··· DATA LISTING ···

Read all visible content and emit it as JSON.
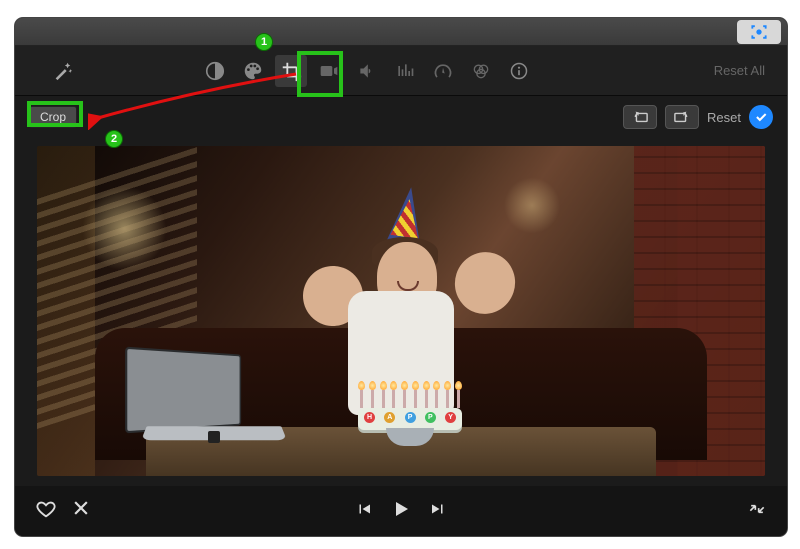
{
  "toolbar": {
    "reset_all": "Reset All"
  },
  "subbar": {
    "crop_label": "Crop",
    "reset_label": "Reset"
  },
  "callouts": {
    "step1": "1",
    "step2": "2"
  },
  "cake_letters": [
    {
      "t": "H",
      "c": "#e04040"
    },
    {
      "t": "A",
      "c": "#e0a030"
    },
    {
      "t": "P",
      "c": "#40a0e0"
    },
    {
      "t": "P",
      "c": "#40c060"
    },
    {
      "t": "Y",
      "c": "#e04040"
    }
  ],
  "colors": {
    "accent": "#1e88ff",
    "callout": "#27c21a"
  }
}
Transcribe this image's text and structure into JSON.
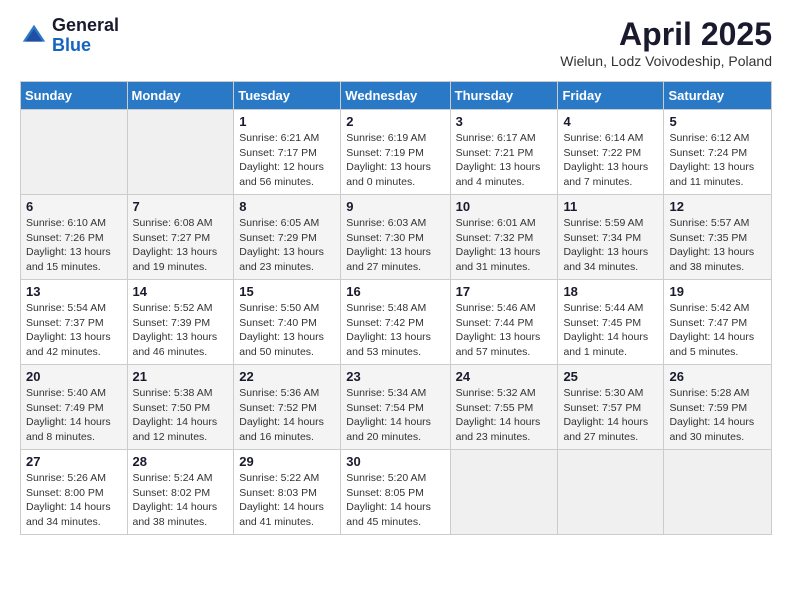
{
  "header": {
    "logo": {
      "general": "General",
      "blue": "Blue"
    },
    "title": "April 2025",
    "location": "Wielun, Lodz Voivodeship, Poland"
  },
  "days_of_week": [
    "Sunday",
    "Monday",
    "Tuesday",
    "Wednesday",
    "Thursday",
    "Friday",
    "Saturday"
  ],
  "weeks": [
    [
      {
        "day": "",
        "info": ""
      },
      {
        "day": "",
        "info": ""
      },
      {
        "day": "1",
        "info": "Sunrise: 6:21 AM\nSunset: 7:17 PM\nDaylight: 12 hours and 56 minutes."
      },
      {
        "day": "2",
        "info": "Sunrise: 6:19 AM\nSunset: 7:19 PM\nDaylight: 13 hours and 0 minutes."
      },
      {
        "day": "3",
        "info": "Sunrise: 6:17 AM\nSunset: 7:21 PM\nDaylight: 13 hours and 4 minutes."
      },
      {
        "day": "4",
        "info": "Sunrise: 6:14 AM\nSunset: 7:22 PM\nDaylight: 13 hours and 7 minutes."
      },
      {
        "day": "5",
        "info": "Sunrise: 6:12 AM\nSunset: 7:24 PM\nDaylight: 13 hours and 11 minutes."
      }
    ],
    [
      {
        "day": "6",
        "info": "Sunrise: 6:10 AM\nSunset: 7:26 PM\nDaylight: 13 hours and 15 minutes."
      },
      {
        "day": "7",
        "info": "Sunrise: 6:08 AM\nSunset: 7:27 PM\nDaylight: 13 hours and 19 minutes."
      },
      {
        "day": "8",
        "info": "Sunrise: 6:05 AM\nSunset: 7:29 PM\nDaylight: 13 hours and 23 minutes."
      },
      {
        "day": "9",
        "info": "Sunrise: 6:03 AM\nSunset: 7:30 PM\nDaylight: 13 hours and 27 minutes."
      },
      {
        "day": "10",
        "info": "Sunrise: 6:01 AM\nSunset: 7:32 PM\nDaylight: 13 hours and 31 minutes."
      },
      {
        "day": "11",
        "info": "Sunrise: 5:59 AM\nSunset: 7:34 PM\nDaylight: 13 hours and 34 minutes."
      },
      {
        "day": "12",
        "info": "Sunrise: 5:57 AM\nSunset: 7:35 PM\nDaylight: 13 hours and 38 minutes."
      }
    ],
    [
      {
        "day": "13",
        "info": "Sunrise: 5:54 AM\nSunset: 7:37 PM\nDaylight: 13 hours and 42 minutes."
      },
      {
        "day": "14",
        "info": "Sunrise: 5:52 AM\nSunset: 7:39 PM\nDaylight: 13 hours and 46 minutes."
      },
      {
        "day": "15",
        "info": "Sunrise: 5:50 AM\nSunset: 7:40 PM\nDaylight: 13 hours and 50 minutes."
      },
      {
        "day": "16",
        "info": "Sunrise: 5:48 AM\nSunset: 7:42 PM\nDaylight: 13 hours and 53 minutes."
      },
      {
        "day": "17",
        "info": "Sunrise: 5:46 AM\nSunset: 7:44 PM\nDaylight: 13 hours and 57 minutes."
      },
      {
        "day": "18",
        "info": "Sunrise: 5:44 AM\nSunset: 7:45 PM\nDaylight: 14 hours and 1 minute."
      },
      {
        "day": "19",
        "info": "Sunrise: 5:42 AM\nSunset: 7:47 PM\nDaylight: 14 hours and 5 minutes."
      }
    ],
    [
      {
        "day": "20",
        "info": "Sunrise: 5:40 AM\nSunset: 7:49 PM\nDaylight: 14 hours and 8 minutes."
      },
      {
        "day": "21",
        "info": "Sunrise: 5:38 AM\nSunset: 7:50 PM\nDaylight: 14 hours and 12 minutes."
      },
      {
        "day": "22",
        "info": "Sunrise: 5:36 AM\nSunset: 7:52 PM\nDaylight: 14 hours and 16 minutes."
      },
      {
        "day": "23",
        "info": "Sunrise: 5:34 AM\nSunset: 7:54 PM\nDaylight: 14 hours and 20 minutes."
      },
      {
        "day": "24",
        "info": "Sunrise: 5:32 AM\nSunset: 7:55 PM\nDaylight: 14 hours and 23 minutes."
      },
      {
        "day": "25",
        "info": "Sunrise: 5:30 AM\nSunset: 7:57 PM\nDaylight: 14 hours and 27 minutes."
      },
      {
        "day": "26",
        "info": "Sunrise: 5:28 AM\nSunset: 7:59 PM\nDaylight: 14 hours and 30 minutes."
      }
    ],
    [
      {
        "day": "27",
        "info": "Sunrise: 5:26 AM\nSunset: 8:00 PM\nDaylight: 14 hours and 34 minutes."
      },
      {
        "day": "28",
        "info": "Sunrise: 5:24 AM\nSunset: 8:02 PM\nDaylight: 14 hours and 38 minutes."
      },
      {
        "day": "29",
        "info": "Sunrise: 5:22 AM\nSunset: 8:03 PM\nDaylight: 14 hours and 41 minutes."
      },
      {
        "day": "30",
        "info": "Sunrise: 5:20 AM\nSunset: 8:05 PM\nDaylight: 14 hours and 45 minutes."
      },
      {
        "day": "",
        "info": ""
      },
      {
        "day": "",
        "info": ""
      },
      {
        "day": "",
        "info": ""
      }
    ]
  ]
}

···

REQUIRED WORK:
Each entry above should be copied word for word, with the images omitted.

RESPONSE TO THE EXERCISE:
Read all visible content and emit it as JSON.
{
  "toolbar": {
    "reset_all": "Reset All"
  },
  "subbar": {
    "crop_label": "Crop",
    "reset_label": "Reset"
  },
  "callouts": {
    "step1": "1",
    "step2": "2"
  },
  "cake_letters": [
    {
      "t": "H",
      "c": "#e04040"
    },
    {
      "t": "A",
      "c": "#e0a030"
    },
    {
      "t": "P",
      "c": "#40a0e0"
    },
    {
      "t": "P",
      "c": "#40c060"
    },
    {
      "t": "Y",
      "c": "#e04040"
    }
  ],
  "colors": {
    "accent": "#1e88ff",
    "callout": "#27c21a"
  }
}
Transcribe this image's text and structure into JSON.
{
  "header": {
    "logo": {
      "general": "General",
      "blue": "Blue"
    },
    "title": "April 2025",
    "location": "Wielun, Lodz Voivodeship, Poland"
  },
  "days_of_week": [
    "Sunday",
    "Monday",
    "Tuesday",
    "Wednesday",
    "Thursday",
    "Friday",
    "Saturday"
  ],
  "weeks": [
    [
      {
        "day": "",
        "info": ""
      },
      {
        "day": "",
        "info": ""
      },
      {
        "day": "1",
        "info": "Sunrise: 6:21 AM\nSunset: 7:17 PM\nDaylight: 12 hours and 56 minutes."
      },
      {
        "day": "2",
        "info": "Sunrise: 6:19 AM\nSunset: 7:19 PM\nDaylight: 13 hours and 0 minutes."
      },
      {
        "day": "3",
        "info": "Sunrise: 6:17 AM\nSunset: 7:21 PM\nDaylight: 13 hours and 4 minutes."
      },
      {
        "day": "4",
        "info": "Sunrise: 6:14 AM\nSunset: 7:22 PM\nDaylight: 13 hours and 7 minutes."
      },
      {
        "day": "5",
        "info": "Sunrise: 6:12 AM\nSunset: 7:24 PM\nDaylight: 13 hours and 11 minutes."
      }
    ],
    [
      {
        "day": "6",
        "info": "Sunrise: 6:10 AM\nSunset: 7:26 PM\nDaylight: 13 hours and 15 minutes."
      },
      {
        "day": "7",
        "info": "Sunrise: 6:08 AM\nSunset: 7:27 PM\nDaylight: 13 hours and 19 minutes."
      },
      {
        "day": "8",
        "info": "Sunrise: 6:05 AM\nSunset: 7:29 PM\nDaylight: 13 hours and 23 minutes."
      },
      {
        "day": "9",
        "info": "Sunrise: 6:03 AM\nSunset: 7:30 PM\nDaylight: 13 hours and 27 minutes."
      },
      {
        "day": "10",
        "info": "Sunrise: 6:01 AM\nSunset: 7:32 PM\nDaylight: 13 hours and 31 minutes."
      },
      {
        "day": "11",
        "info": "Sunrise: 5:59 AM\nSunset: 7:34 PM\nDaylight: 13 hours and 34 minutes."
      },
      {
        "day": "12",
        "info": "Sunrise: 5:57 AM\nSunset: 7:35 PM\nDaylight: 13 hours and 38 minutes."
      }
    ],
    [
      {
        "day": "13",
        "info": "Sunrise: 5:54 AM\nSunset: 7:37 PM\nDaylight: 13 hours and 42 minutes."
      },
      {
        "day": "14",
        "info": "Sunrise: 5:52 AM\nSunset: 7:39 PM\nDaylight: 13 hours and 46 minutes."
      },
      {
        "day": "15",
        "info": "Sunrise: 5:50 AM\nSunset: 7:40 PM\nDaylight: 13 hours and 50 minutes."
      },
      {
        "day": "16",
        "info": "Sunrise: 5:48 AM\nSunset: 7:42 PM\nDaylight: 13 hours and 53 minutes."
      },
      {
        "day": "17",
        "info": "Sunrise: 5:46 AM\nSunset: 7:44 PM\nDaylight: 13 hours and 57 minutes."
      },
      {
        "day": "18",
        "info": "Sunrise: 5:44 AM\nSunset: 7:45 PM\nDaylight: 14 hours and 1 minute."
      },
      {
        "day": "19",
        "info": "Sunrise: 5:42 AM\nSunset: 7:47 PM\nDaylight: 14 hours and 5 minutes."
      }
    ],
    [
      {
        "day": "20",
        "info": "Sunrise: 5:40 AM\nSunset: 7:49 PM\nDaylight: 14 hours and 8 minutes."
      },
      {
        "day": "21",
        "info": "Sunrise: 5:38 AM\nSunset: 7:50 PM\nDaylight: 14 hours and 12 minutes."
      },
      {
        "day": "22",
        "info": "Sunrise: 5:36 AM\nSunset: 7:52 PM\nDaylight: 14 hours and 16 minutes."
      },
      {
        "day": "23",
        "info": "Sunrise: 5:34 AM\nSunset: 7:54 PM\nDaylight: 14 hours and 20 minutes."
      },
      {
        "day": "24",
        "info": "Sunrise: 5:32 AM\nSunset: 7:55 PM\nDaylight: 14 hours and 23 minutes."
      },
      {
        "day": "25",
        "info": "Sunrise: 5:30 AM\nSunset: 7:57 PM\nDaylight: 14 hours and 27 minutes."
      },
      {
        "day": "26",
        "info": "Sunrise: 5:28 AM\nSunset: 7:59 PM\nDaylight: 14 hours and 30 minutes."
      }
    ],
    [
      {
        "day": "27",
        "info": "Sunrise: 5:26 AM\nSunset: 8:00 PM\nDaylight: 14 hours and 34 minutes."
      },
      {
        "day": "28",
        "info": "Sunrise: 5:24 AM\nSunset: 8:02 PM\nDaylight: 14 hours and 38 minutes."
      },
      {
        "day": "29",
        "info": "Sunrise: 5:22 AM\nSunset: 8:03 PM\nDaylight: 14 hours and 41 minutes."
      },
      {
        "day": "30",
        "info": "Sunrise: 5:20 AM\nSunset: 8:05 PM\nDaylight: 14 hours and 45 minutes."
      },
      {
        "day": "",
        "info": ""
      },
      {
        "day": "",
        "info": ""
      },
      {
        "day": "",
        "info": ""
      }
    ]
  ]
}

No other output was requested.